§  Dissent – Justice Vinson (Approach 4) – President has broad inherent authority. Statutes curbing the President’s inherent executive authority are unconstitutional. Look at emergency/situation (Consider actions Lincoln took, acting unilaterally to prevent Union from losing war by suspending habeus corpus and then afterwards asked for Congress’s blessing).
·         SO President’s power must stem from either the Constitution or an act of Congress.
·         Federalist Paper Argument – President was acting appropriately according to Federalist Paper #70.
·         In re Debs – President stepped in between a labor strike issue, using troops enforced a court ordered injunction. This could have been an action for Congress under the “Commerce Clause” or it could be an action under the Executive as ensuring the operation of the Postal service. BUT it seems more like a “take care function”
o   This sounds like a “Zone of Twilight”
·         **Fed 70 – inherent authority to repel against foreign attacks
o   In re Neagle – Attorney General assigned a federal marshal to protect a circuit court judge. In defense of the judge the marshal kills a man. Court said the Constitution is the source of the AG’s inherent powers to protect it’s public officials under the “Take Care” clause (Art II Section 3). Dissent said that the Congress should have been the ones to act to protect the judge under the Necessary and Proper clause.
§  Consider, Youngstown said President needs his powers spelled out by either Congress or the Constitution?
·         It is an executive power to protect and defend it’s personnel.
 
   X.    Executive Power: Appointment/Removal
§  Art II Section 3 – the President should take care that laws are faithfully executed
§  Art II Section 2 – Appointment Power; President nominate and with Senate’s consent appoint Ambassadors, public ministers/counsuls, SC Judges and all other officers. Congress appoints all inferior officers.
·         Keep in mind there is no textual hook for Removal powers, its implied in Art II Sec 2 as incidental to appointment powers.
§  **Federalist Paper 39 – people elect officials who can elect other officials
§  **Federalist Paper 77 – President nominates officers and appoints with Senate approval

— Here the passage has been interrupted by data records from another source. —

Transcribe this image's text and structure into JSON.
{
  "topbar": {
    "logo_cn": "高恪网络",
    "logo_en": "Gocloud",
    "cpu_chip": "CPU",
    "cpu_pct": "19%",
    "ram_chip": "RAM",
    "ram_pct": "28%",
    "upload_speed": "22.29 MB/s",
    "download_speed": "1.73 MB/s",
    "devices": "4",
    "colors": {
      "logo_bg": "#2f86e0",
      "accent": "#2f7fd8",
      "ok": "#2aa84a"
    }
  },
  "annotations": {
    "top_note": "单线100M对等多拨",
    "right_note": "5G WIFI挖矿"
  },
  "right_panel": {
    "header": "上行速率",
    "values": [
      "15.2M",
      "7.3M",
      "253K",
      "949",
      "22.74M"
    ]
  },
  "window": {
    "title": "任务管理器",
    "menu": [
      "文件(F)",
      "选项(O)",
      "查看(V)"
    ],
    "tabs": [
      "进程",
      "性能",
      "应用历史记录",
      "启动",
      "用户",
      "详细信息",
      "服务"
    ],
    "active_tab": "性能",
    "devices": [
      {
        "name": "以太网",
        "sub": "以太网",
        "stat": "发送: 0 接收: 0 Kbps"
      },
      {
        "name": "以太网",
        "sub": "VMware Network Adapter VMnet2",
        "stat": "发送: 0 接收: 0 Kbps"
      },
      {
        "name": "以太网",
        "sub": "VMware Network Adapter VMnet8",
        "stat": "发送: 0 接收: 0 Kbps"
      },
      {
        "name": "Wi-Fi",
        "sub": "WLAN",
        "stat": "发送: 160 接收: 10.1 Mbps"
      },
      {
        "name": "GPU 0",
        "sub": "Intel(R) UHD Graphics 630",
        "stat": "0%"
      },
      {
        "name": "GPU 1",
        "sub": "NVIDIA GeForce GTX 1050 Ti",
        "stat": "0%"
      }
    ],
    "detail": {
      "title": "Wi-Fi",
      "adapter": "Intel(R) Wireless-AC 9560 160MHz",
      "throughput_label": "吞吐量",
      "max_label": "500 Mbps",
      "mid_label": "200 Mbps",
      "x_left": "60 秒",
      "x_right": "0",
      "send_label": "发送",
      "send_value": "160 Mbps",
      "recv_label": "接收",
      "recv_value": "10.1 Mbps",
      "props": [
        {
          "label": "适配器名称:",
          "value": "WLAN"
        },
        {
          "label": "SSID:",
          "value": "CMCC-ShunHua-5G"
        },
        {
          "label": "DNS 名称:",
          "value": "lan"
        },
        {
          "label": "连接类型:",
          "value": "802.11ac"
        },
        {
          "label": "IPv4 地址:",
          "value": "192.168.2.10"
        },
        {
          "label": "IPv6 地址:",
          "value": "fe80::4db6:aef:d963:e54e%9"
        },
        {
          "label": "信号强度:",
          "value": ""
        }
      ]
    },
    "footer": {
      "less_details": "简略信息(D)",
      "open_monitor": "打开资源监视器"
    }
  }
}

o   Myers v. US – President removed a Postmaster (executive official) from office without Senate consent (based off a Congressional statute). Holding – President does not need Senate consent, because “power to remove is an incident of the power to appoint”. Exclusive removal power by President was the intent of the framers. Consider, president needs power to remove officers in his branch to keep the executive running smoothly (otherwise he would be consistently running to Congress for approval). President is more aware than Congress because its in his “wheelhouse” and deals with it on a day to day basis. History recognizes broad executive removal power. Two (2) ways to read decision: Broad reading – any limitation on removal powers by Congress is unconstitutional. Narrow reading – Congress cannot give itself powers to remove executive officers and Congress cannot require a Senate approval for removal. Dissent – the Postmaster is a Congressional “creature” how can you then ignore Congressional involvement in removal of an officer it created?